*** Opening Data for the task ***

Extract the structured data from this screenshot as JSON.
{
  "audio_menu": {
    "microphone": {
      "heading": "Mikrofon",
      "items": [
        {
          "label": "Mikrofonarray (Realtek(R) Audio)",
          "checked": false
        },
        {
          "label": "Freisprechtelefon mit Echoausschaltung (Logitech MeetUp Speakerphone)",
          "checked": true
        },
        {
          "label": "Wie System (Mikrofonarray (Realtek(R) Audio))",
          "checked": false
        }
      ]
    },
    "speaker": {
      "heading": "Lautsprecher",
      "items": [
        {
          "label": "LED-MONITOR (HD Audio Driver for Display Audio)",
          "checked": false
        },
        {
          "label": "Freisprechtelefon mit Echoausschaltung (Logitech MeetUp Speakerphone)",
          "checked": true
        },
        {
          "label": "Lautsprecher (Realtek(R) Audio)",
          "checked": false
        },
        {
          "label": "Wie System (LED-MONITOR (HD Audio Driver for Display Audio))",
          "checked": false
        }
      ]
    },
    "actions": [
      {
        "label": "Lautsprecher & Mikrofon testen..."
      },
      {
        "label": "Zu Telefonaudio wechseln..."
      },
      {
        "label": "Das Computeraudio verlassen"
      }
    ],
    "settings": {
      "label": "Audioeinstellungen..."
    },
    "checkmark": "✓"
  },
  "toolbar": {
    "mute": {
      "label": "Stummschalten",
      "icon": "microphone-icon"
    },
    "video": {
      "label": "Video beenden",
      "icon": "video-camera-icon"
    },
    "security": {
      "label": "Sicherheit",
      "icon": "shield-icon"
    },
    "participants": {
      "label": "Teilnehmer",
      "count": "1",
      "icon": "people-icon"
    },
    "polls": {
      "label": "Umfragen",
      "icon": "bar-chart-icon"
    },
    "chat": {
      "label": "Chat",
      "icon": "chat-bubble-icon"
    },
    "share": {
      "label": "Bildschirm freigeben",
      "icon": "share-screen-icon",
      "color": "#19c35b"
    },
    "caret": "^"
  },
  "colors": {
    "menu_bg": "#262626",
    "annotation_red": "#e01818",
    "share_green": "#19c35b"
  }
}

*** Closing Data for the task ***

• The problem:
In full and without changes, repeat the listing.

• Answer to the exercise:
Extract the structured data from this screenshot as JSON.
{
  "audio_menu": {
    "microphone": {
      "heading": "Mikrofon",
      "items": [
        {
          "label": "Mikrofonarray (Realtek(R) Audio)",
          "checked": false
        },
        {
          "label": "Freisprechtelefon mit Echoausschaltung (Logitech MeetUp Speakerphone)",
          "checked": true
        },
        {
          "label": "Wie System (Mikrofonarray (Realtek(R) Audio))",
          "checked": false
        }
      ]
    },
    "speaker": {
      "heading": "Lautsprecher",
      "items": [
        {
          "label": "LED-MONITOR (HD Audio Driver for Display Audio)",
          "checked": false
        },
        {
          "label": "Freisprechtelefon mit Echoausschaltung (Logitech MeetUp Speakerphone)",
          "checked": true
        },
        {
          "label": "Lautsprecher (Realtek(R) Audio)",
          "checked": false
        },
        {
          "label": "Wie System (LED-MONITOR (HD Audio Driver for Display Audio))",
          "checked": false
        }
      ]
    },
    "actions": [
      {
        "label": "Lautsprecher & Mikrofon testen..."
      },
      {
        "label": "Zu Telefonaudio wechseln..."
      },
      {
        "label": "Das Computeraudio verlassen"
      }
    ],
    "settings": {
      "label": "Audioeinstellungen..."
    },
    "checkmark": "✓"
  },
  "toolbar": {
    "mute": {
      "label": "Stummschalten",
      "icon": "microphone-icon"
    },
    "video": {
      "label": "Video beenden",
      "icon": "video-camera-icon"
    },
    "security": {
      "label": "Sicherheit",
      "icon": "shield-icon"
    },
    "participants": {
      "label": "Teilnehmer",
      "count": "1",
      "icon": "people-icon"
    },
    "polls": {
      "label": "Umfragen",
      "icon": "bar-chart-icon"
    },
    "chat": {
      "label": "Chat",
      "icon": "chat-bubble-icon"
    },
    "share": {
      "label": "Bildschirm freigeben",
      "icon": "share-screen-icon",
      "color": "#19c35b"
    },
    "caret": "^"
  },
  "colors": {
    "menu_bg": "#262626",
    "annotation_red": "#e01818",
    "share_green": "#19c35b"
  }
}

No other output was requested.